### Task input ###

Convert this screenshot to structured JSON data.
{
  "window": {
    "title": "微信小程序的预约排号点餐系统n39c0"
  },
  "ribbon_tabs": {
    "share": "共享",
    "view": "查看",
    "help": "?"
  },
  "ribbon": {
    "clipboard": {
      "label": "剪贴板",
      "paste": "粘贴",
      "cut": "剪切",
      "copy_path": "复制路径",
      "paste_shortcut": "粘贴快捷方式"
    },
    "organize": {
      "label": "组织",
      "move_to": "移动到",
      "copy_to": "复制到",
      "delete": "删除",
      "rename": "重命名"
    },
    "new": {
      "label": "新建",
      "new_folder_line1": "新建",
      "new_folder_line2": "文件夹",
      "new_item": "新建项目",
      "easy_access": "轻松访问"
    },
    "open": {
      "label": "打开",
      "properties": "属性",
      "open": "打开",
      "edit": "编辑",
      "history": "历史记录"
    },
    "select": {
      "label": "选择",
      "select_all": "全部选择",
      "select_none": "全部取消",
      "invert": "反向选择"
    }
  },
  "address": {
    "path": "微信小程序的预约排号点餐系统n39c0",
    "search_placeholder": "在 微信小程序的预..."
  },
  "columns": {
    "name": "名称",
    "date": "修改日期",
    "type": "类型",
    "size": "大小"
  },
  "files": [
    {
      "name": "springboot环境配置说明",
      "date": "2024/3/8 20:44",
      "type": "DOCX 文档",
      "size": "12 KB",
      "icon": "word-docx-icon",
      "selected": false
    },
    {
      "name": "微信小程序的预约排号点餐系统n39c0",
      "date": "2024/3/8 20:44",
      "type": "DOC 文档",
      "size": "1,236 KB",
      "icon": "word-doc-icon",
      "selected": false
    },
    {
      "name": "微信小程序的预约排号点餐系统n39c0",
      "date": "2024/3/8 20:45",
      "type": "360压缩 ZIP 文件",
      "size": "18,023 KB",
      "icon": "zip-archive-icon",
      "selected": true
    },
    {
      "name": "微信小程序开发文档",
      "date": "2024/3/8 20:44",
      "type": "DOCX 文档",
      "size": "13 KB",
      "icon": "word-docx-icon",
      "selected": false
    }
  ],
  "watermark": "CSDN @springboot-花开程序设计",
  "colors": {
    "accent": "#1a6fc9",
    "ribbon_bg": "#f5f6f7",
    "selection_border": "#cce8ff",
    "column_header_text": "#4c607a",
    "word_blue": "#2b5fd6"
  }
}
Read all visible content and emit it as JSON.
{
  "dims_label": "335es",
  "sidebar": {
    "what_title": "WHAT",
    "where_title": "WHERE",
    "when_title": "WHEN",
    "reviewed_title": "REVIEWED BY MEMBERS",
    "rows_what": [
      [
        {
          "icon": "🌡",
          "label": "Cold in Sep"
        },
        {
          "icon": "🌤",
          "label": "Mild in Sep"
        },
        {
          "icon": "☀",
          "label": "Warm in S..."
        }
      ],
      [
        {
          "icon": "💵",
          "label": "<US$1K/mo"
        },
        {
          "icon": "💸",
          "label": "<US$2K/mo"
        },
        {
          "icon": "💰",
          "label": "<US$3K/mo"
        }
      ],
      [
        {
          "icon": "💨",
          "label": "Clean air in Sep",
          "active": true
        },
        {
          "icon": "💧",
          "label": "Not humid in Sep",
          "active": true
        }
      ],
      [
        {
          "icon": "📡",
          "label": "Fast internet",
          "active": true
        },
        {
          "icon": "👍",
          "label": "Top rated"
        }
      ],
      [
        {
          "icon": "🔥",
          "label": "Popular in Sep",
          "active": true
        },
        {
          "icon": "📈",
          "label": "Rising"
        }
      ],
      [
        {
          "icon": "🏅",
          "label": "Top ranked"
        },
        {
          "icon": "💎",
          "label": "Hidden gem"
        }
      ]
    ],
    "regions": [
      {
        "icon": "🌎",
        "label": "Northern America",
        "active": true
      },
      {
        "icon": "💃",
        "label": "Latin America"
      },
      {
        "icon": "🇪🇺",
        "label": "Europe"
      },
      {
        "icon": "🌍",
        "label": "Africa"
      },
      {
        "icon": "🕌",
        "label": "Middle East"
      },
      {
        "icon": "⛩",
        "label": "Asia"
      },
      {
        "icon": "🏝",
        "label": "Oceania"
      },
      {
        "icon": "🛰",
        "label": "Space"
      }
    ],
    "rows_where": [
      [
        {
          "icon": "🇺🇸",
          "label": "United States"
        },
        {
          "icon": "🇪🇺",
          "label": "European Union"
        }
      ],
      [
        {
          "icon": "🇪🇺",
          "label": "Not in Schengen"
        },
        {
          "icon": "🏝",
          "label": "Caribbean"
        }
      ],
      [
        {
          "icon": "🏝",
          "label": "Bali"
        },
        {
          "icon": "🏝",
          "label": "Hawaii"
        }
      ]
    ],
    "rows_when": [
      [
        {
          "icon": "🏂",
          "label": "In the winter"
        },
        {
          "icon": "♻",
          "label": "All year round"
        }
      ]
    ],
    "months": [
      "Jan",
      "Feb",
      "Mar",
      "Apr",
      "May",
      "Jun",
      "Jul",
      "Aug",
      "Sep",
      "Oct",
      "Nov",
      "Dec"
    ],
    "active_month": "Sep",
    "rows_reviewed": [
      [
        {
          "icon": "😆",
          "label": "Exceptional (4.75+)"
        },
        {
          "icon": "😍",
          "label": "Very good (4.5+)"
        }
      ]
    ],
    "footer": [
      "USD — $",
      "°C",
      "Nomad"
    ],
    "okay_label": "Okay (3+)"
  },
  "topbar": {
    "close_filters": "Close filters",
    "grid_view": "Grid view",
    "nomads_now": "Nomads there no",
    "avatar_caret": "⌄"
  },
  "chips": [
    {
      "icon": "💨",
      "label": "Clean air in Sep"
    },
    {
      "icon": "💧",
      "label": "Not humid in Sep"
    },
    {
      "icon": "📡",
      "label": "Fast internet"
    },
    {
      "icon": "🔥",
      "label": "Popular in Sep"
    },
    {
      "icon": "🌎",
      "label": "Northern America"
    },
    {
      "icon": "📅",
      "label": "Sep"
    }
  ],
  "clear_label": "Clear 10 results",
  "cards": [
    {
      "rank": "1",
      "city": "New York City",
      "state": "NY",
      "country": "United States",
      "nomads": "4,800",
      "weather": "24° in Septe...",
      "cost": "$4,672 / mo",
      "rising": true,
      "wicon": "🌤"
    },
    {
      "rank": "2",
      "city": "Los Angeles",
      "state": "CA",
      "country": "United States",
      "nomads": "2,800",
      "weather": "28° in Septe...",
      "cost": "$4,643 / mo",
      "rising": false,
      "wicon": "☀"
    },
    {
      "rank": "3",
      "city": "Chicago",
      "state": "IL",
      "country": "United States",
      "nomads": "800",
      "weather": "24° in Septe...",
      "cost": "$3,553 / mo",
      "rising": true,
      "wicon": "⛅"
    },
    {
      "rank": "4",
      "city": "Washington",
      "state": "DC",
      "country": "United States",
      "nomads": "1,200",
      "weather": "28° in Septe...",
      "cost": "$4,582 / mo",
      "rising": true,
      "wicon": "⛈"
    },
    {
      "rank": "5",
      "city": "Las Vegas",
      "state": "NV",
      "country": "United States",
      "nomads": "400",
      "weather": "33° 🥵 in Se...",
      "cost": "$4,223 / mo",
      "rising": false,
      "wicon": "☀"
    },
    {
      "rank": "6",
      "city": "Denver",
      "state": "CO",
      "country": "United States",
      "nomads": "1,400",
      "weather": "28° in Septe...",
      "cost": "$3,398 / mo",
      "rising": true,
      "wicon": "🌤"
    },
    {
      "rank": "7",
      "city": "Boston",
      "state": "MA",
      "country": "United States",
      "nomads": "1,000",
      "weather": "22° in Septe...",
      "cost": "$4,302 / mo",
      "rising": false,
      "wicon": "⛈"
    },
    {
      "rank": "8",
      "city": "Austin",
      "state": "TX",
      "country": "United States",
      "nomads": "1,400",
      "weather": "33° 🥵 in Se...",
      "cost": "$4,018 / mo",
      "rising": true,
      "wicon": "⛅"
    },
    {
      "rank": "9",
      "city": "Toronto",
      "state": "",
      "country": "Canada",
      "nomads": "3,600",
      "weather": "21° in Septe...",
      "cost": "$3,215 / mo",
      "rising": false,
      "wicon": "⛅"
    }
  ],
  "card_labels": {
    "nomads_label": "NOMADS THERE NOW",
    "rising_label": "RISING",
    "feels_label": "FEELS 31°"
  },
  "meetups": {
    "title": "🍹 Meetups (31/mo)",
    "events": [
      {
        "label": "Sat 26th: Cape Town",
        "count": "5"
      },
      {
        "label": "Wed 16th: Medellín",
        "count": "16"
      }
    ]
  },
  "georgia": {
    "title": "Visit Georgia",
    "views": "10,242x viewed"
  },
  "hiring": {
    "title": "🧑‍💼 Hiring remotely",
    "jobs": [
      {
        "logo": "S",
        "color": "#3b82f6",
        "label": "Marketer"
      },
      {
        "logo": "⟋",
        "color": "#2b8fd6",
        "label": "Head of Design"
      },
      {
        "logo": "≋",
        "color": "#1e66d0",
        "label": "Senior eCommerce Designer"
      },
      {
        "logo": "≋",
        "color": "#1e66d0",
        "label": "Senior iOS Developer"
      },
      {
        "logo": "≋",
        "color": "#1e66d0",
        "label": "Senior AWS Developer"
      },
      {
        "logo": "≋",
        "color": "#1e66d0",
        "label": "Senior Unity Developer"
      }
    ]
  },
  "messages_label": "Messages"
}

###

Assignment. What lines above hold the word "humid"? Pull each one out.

Exercise output.
          "label": "Not humid in Sep",
      "label": "Not humid in Sep"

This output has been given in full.